Bar Review – 69 Colebrooke Row
The bar with no name (or 69 Colebrooke Row as it is more commonly referred to) is amongst the most talked about bars in London. Twice nominated (third time lucky?) for the prestigious ‘world’s best bar’ award at the Tales of the Cocktail Spirited awards in New Orleans and winner of all manner of other accolades, this is a small bar creating a big impact.
Located on an understated side street in Islington, the bar with no name occupies a teeny corner plot with space for no more than 40 people. Sophisticated elegance is the name of the game here, with dark wood abound and low seating making the most of the limited space. Being tall my favourite perch is on one of the bar stools, but great minds think alike and you’ll want to arrive early to bag one of these. In fact you’ll want to arrive early wherever you want to sit for this is one popular bar; otherwise make sure you book ahead of time.

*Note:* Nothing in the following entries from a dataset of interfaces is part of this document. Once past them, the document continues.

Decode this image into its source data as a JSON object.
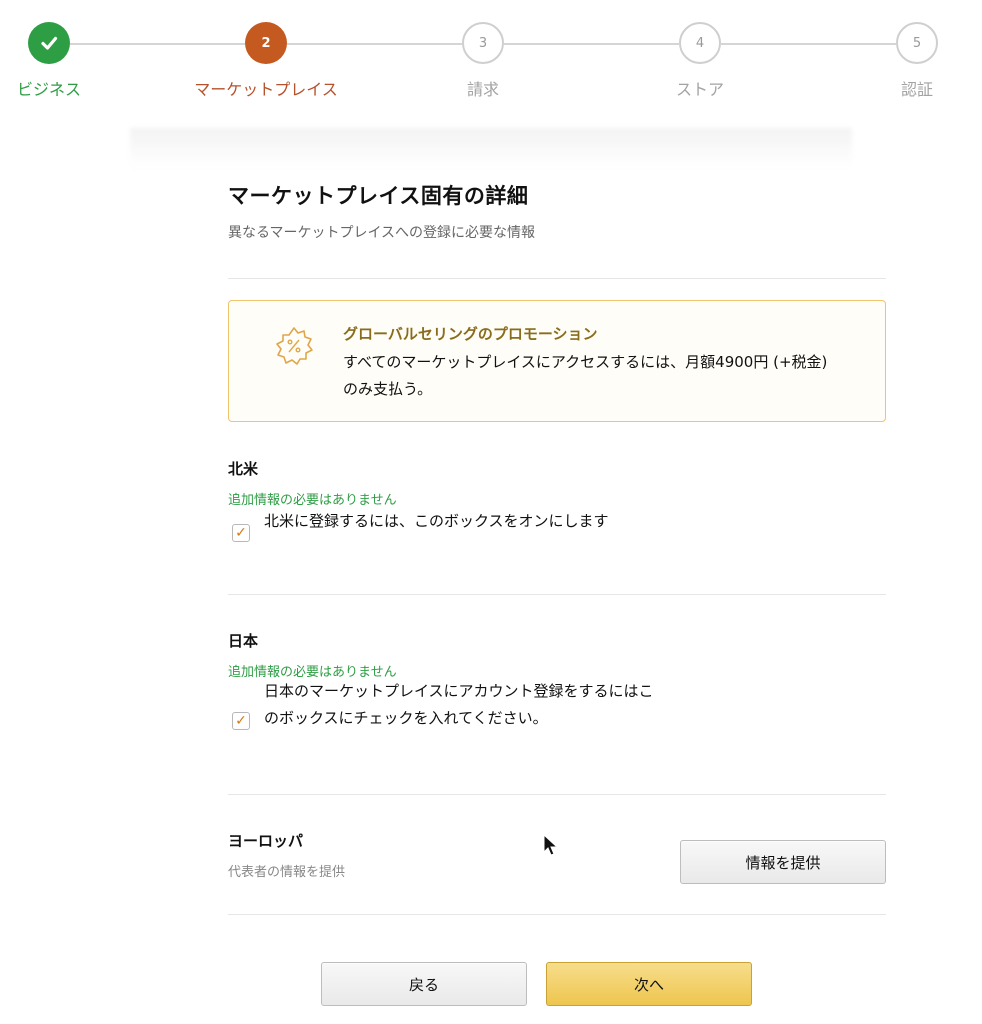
{
  "stepper": {
    "steps": [
      {
        "number": "",
        "label": "ビジネス",
        "state": "done"
      },
      {
        "number": "2",
        "label": "マーケットプレイス",
        "state": "active"
      },
      {
        "number": "3",
        "label": "請求",
        "state": "todo"
      },
      {
        "number": "4",
        "label": "ストア",
        "state": "todo"
      },
      {
        "number": "5",
        "label": "認証",
        "state": "todo"
      }
    ]
  },
  "page": {
    "title": "マーケットプレイス固有の詳細",
    "subtitle": "異なるマーケットプレイスへの登録に必要な情報"
  },
  "promo": {
    "icon": "badge-percent-icon",
    "title": "グローバルセリングのプロモーション",
    "text": "すべてのマーケットプレイスにアクセスするには、月額4900円 (+税金) のみ支払う。"
  },
  "regions": {
    "north_america": {
      "name": "北米",
      "status": "追加情報の必要はありません",
      "checkbox_label": "北米に登録するには、このボックスをオンにします",
      "checked": true
    },
    "japan": {
      "name": "日本",
      "status": "追加情報の必要はありません",
      "checkbox_label": "日本のマーケットプレイスにアカウント登録をするにはこのボックスにチェックを入れてください。",
      "checked": true
    },
    "europe": {
      "name": "ヨーロッパ",
      "note": "代表者の情報を提供",
      "button_label": "情報を提供"
    }
  },
  "footer": {
    "back_label": "戻る",
    "next_label": "次へ"
  },
  "colors": {
    "done": "#2e9e45",
    "active": "#c45a1f",
    "primary_button": "#eec54f",
    "promo_border": "#f0c36d"
  }
}
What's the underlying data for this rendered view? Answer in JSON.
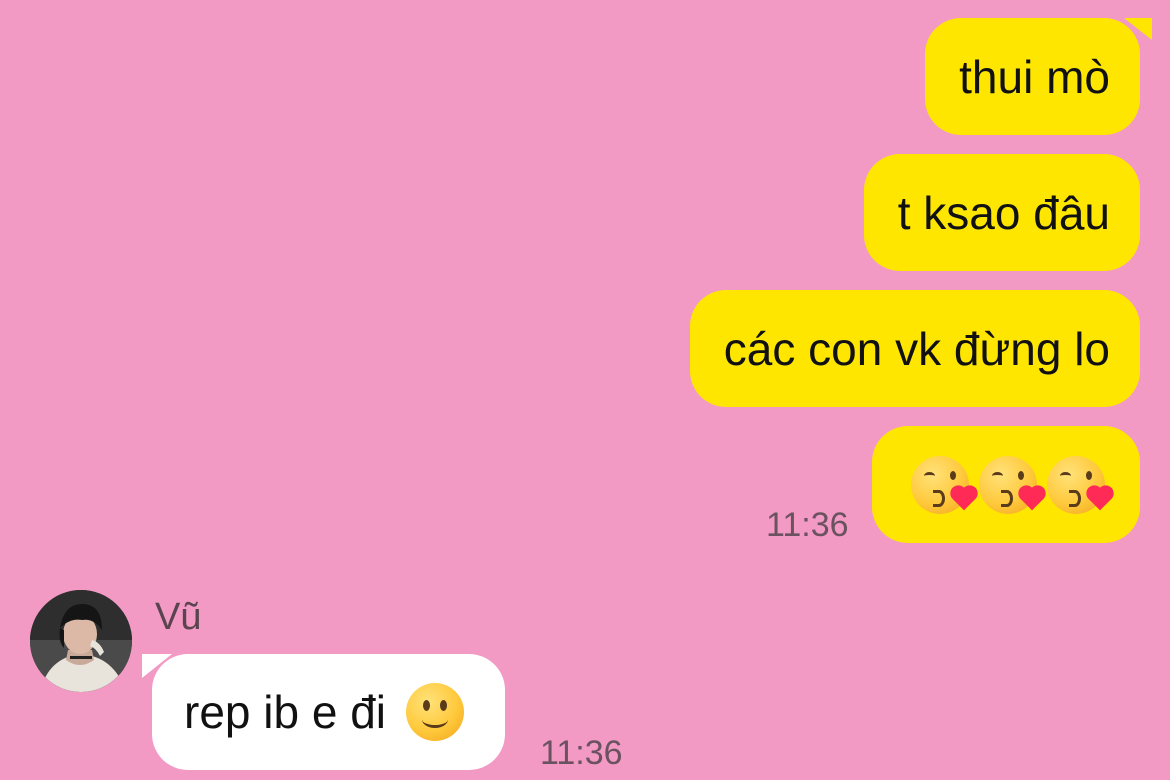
{
  "messages_out": [
    {
      "text": "thui mò"
    },
    {
      "text": "t ksao đâu"
    },
    {
      "text": "các con vk đừng lo"
    },
    {
      "emojis": [
        "kissing-face-with-heart-icon",
        "kissing-face-with-heart-icon",
        "kissing-face-with-heart-icon"
      ],
      "time": "11:36"
    }
  ],
  "incoming": {
    "sender": "Vũ",
    "text": "rep ib e đi",
    "emoji": "slightly-smiling-face-icon",
    "time": "11:36"
  },
  "colors": {
    "background": "#f29ac4",
    "outgoing_bubble": "#ffe600",
    "incoming_bubble": "#ffffff"
  }
}
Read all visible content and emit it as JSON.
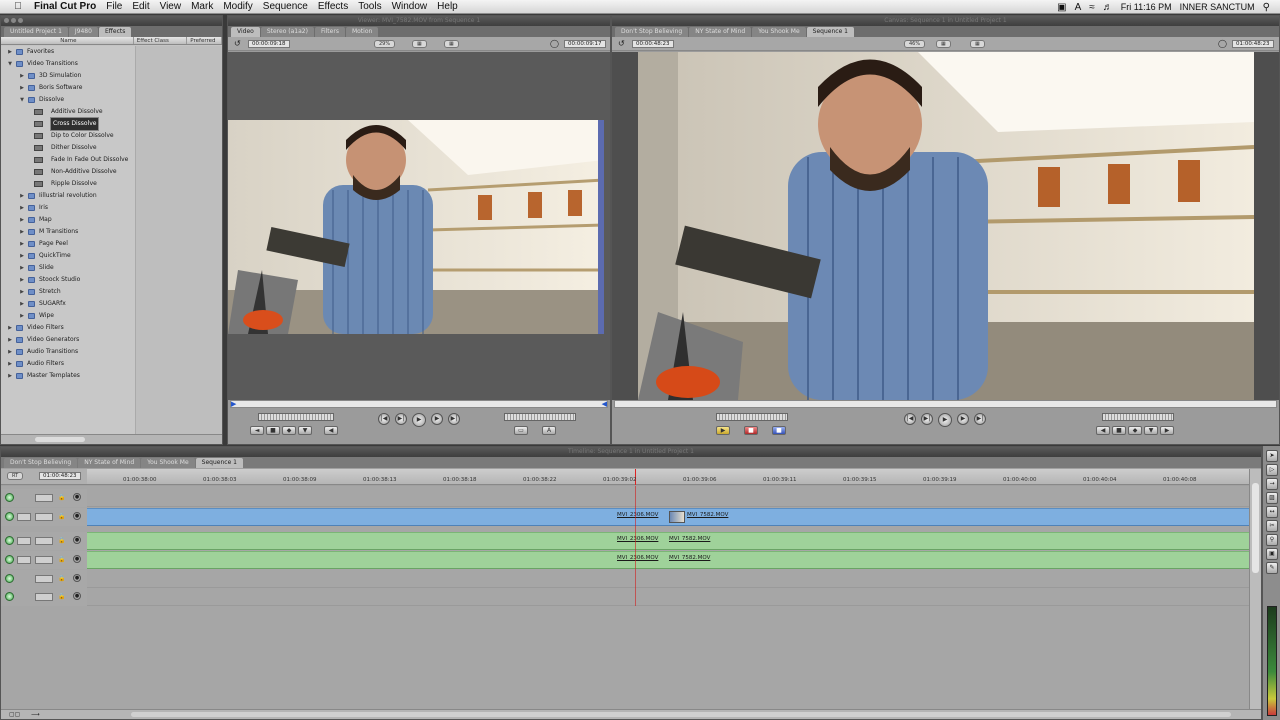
{
  "menubar": {
    "app_name": "Final Cut Pro",
    "items": [
      "File",
      "Edit",
      "View",
      "Mark",
      "Modify",
      "Sequence",
      "Effects",
      "Tools",
      "Window",
      "Help"
    ],
    "clock": "Fri 11:16 PM",
    "user": "INNER SANCTUM"
  },
  "browser": {
    "tabs": [
      "Untitled Project 1",
      "J9480",
      "Effects"
    ],
    "active_tab": "Effects",
    "columns": [
      "Name",
      "Effect Class",
      "Preferred"
    ],
    "tree": [
      {
        "label": "Favorites",
        "level": 0,
        "kind": "folder",
        "open": false
      },
      {
        "label": "Video Transitions",
        "level": 0,
        "kind": "folder",
        "open": true
      },
      {
        "label": "3D Simulation",
        "level": 1,
        "kind": "folder",
        "open": false
      },
      {
        "label": "Boris Software",
        "level": 1,
        "kind": "folder",
        "open": false
      },
      {
        "label": "Dissolve",
        "level": 1,
        "kind": "folder",
        "open": true
      },
      {
        "label": "Additive Dissolve",
        "level": 2,
        "kind": "clip"
      },
      {
        "label": "Cross Dissolve",
        "level": 2,
        "kind": "clip",
        "selected": true
      },
      {
        "label": "Dip to Color Dissolve",
        "level": 2,
        "kind": "clip"
      },
      {
        "label": "Dither Dissolve",
        "level": 2,
        "kind": "clip"
      },
      {
        "label": "Fade In Fade Out Dissolve",
        "level": 2,
        "kind": "clip"
      },
      {
        "label": "Non-Additive Dissolve",
        "level": 2,
        "kind": "clip"
      },
      {
        "label": "Ripple Dissolve",
        "level": 2,
        "kind": "clip"
      },
      {
        "label": "Iillustrial revolution",
        "level": 1,
        "kind": "folder",
        "open": false
      },
      {
        "label": "Iris",
        "level": 1,
        "kind": "folder",
        "open": false
      },
      {
        "label": "Map",
        "level": 1,
        "kind": "folder",
        "open": false
      },
      {
        "label": "M Transitions",
        "level": 1,
        "kind": "folder",
        "open": false
      },
      {
        "label": "Page Peel",
        "level": 1,
        "kind": "folder",
        "open": false
      },
      {
        "label": "QuickTime",
        "level": 1,
        "kind": "folder",
        "open": false
      },
      {
        "label": "Slide",
        "level": 1,
        "kind": "folder",
        "open": false
      },
      {
        "label": "Stoock Studio",
        "level": 1,
        "kind": "folder",
        "open": false
      },
      {
        "label": "Stretch",
        "level": 1,
        "kind": "folder",
        "open": false
      },
      {
        "label": "SUGARfx",
        "level": 1,
        "kind": "folder",
        "open": false
      },
      {
        "label": "Wipe",
        "level": 1,
        "kind": "folder",
        "open": false
      },
      {
        "label": "Video Filters",
        "level": 0,
        "kind": "folder",
        "open": false
      },
      {
        "label": "Video Generators",
        "level": 0,
        "kind": "folder",
        "open": false
      },
      {
        "label": "Audio Transitions",
        "level": 0,
        "kind": "folder",
        "open": false
      },
      {
        "label": "Audio Filters",
        "level": 0,
        "kind": "folder",
        "open": false
      },
      {
        "label": "Master Templates",
        "level": 0,
        "kind": "folder",
        "open": false
      }
    ]
  },
  "viewer": {
    "title": "Viewer: MVI_7582.MOV from Sequence 1",
    "tabs": [
      "Video",
      "Stereo (a1a2)",
      "Filters",
      "Motion"
    ],
    "duration": "00:00:09:18",
    "zoom": "29%",
    "current_tc": "00:00:09:17"
  },
  "canvas": {
    "title": "Canvas: Sequence 1 in Untitled Project 1",
    "tabs": [
      "Don't Stop Believing",
      "NY State of Mind",
      "You Shook Me",
      "Sequence 1"
    ],
    "duration": "00:00:48:23",
    "zoom": "46%",
    "current_tc": "01:00:48:23"
  },
  "timeline": {
    "title": "Timeline: Sequence 1 in Untitled Project 1",
    "tabs": [
      "Don't Stop Believing",
      "NY State of Mind",
      "You Shook Me",
      "Sequence 1"
    ],
    "current_tc": "01:00:48:23",
    "rt_label": "RT",
    "ruler": [
      "01:00:38:00",
      "01:00:38:03",
      "01:00:38:09",
      "01:00:38:13",
      "01:00:38:18",
      "01:00:38:22",
      "01:00:39:02",
      "01:00:39:06",
      "01:00:39:11",
      "01:00:39:15",
      "01:00:39:19",
      "01:00:40:00",
      "01:00:40:04",
      "01:00:40:08"
    ],
    "tracks": [
      {
        "name": "V2",
        "src": "",
        "type": "empty"
      },
      {
        "name": "V1",
        "src": "v1",
        "type": "video",
        "clips": [
          "MVI_2306.MOV",
          "MVI_7582.MOV"
        ]
      },
      {
        "name": "A1",
        "src": "a1",
        "type": "audio",
        "clips": [
          "MVI_2306.MOV",
          "MVI_7582.MOV"
        ]
      },
      {
        "name": "A2",
        "src": "a2",
        "type": "audio",
        "clips": [
          "MVI_2306.MOV",
          "MVI_7582.MOV"
        ]
      },
      {
        "name": "A3",
        "src": "",
        "type": "empty"
      },
      {
        "name": "A4",
        "src": "",
        "type": "empty"
      }
    ]
  },
  "colors": {
    "video_track": "#7eafe0",
    "audio_track": "#9fd29a",
    "chrome": "#9b9b9b"
  }
}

The success of 69 Colebrooke Row is beautiful in its simplicity; dedication to perfection. This dedication penetrates everything they do, and rarely do they fall short of expectations. Arriving at the bar you’ll be sure of a warm welcome and a glass of water poured almost before you have taken your seat. Such a simple touch, and one that many bars use, but rarely so successfully as here where you will find it almost impossible to empty your water glass before it is topped up again! The small size also makes for an efficient service, ensuring each customer is looked after by friendly and knowledgeable waiting staff. The reputation for amazing drinks this bar has would be worthless were it not matched by a great (and reliable) customer experience; the effect of co-owner Camille Hobby Limon is clear to see. If you want to see what I mean, pop along to the Charles Lamb pub down the road, its also owned by Camille and also serves up her trademark hospitality.
Of course it is the drinks that gather the most attention, with many talking about the ‘molecular mixology’ techniques that co-owner Tony Conigliaro uses. The use of such a term implies that the ‘technique’ drives the creation of the drink, a very misleading statement. I have been lucky enough to meet Tony several times and recently visited the Drink Factory where many of the ingredients for the drinks are created. I can safely say that those who refer to Tony’s drinks as ‘molecular’ are missing a trick. Let me refer back for a moment to my earlier reference to ‘dedication to perfection’. Like any good cocktail bar, the drinks at 69 Colebrooke Row are inspired by many different things, perhaps a particular experience, or smell. What then follows is an awe-inspiring quest to create the perfect incarnation of the idea. This is where the centrifuges, water baths, rotavapours and other ‘laboratory’ kit comes in; not to use for the sake of it to create a drink that is fashionable or different, but simply to facilitate this endless search for perfection. The result are ingredients as sophisticated and elegant as the bar itself that many will copy, but few will succeed.
The end result of this quest can be seen in the menu; relatively short and infrequently changed, the drinks you see can take years to develop. One thing that stands out is they are all wondrous in their deceptive simplicity and I am regularly astounded at how complex and beautiful the drinks taste. In addition to flavour, aroma is also a big inspiration here, something that stands out from many of the even the best cocktail bars. One such example is the ‘La Rose’ which infuses a sugar cube with “English rose garden aromatics” and simply tops with Champagne. The result is like taking a walk in an English rose garden; the aroma and flavour develops as the sugar cube dissolves to create the impression of walking through the flower beds and experiencing the different smells that you encounter. It’s one of those drinks that make you sit back, smile and never want to leave. I shudder to think of the number of cocktails I have imbibed in different bars, but somehow the drinks here always linger in the memory long after the taste has gone, these are the stuff of dreams. Some have commented on the smaller than ‘average’ size of the cocktails but honestly, when my drink might have taken years to develop, and the use of several pieces of expensive lab equipment not to mention the genius brain that is Tony and his team, I’m happy to have them a little smaller. After all that means I can try more!
69 Colebrooke Row deserves every plaudit it receives. The drinks, the service, the atmosphere, indeed everything about this bar screams quality of the highest order. I applaud their search for perfection and I’m not sure they haven’t already found it.
Check out my review of their sister bar at the Zetter Townhouse here.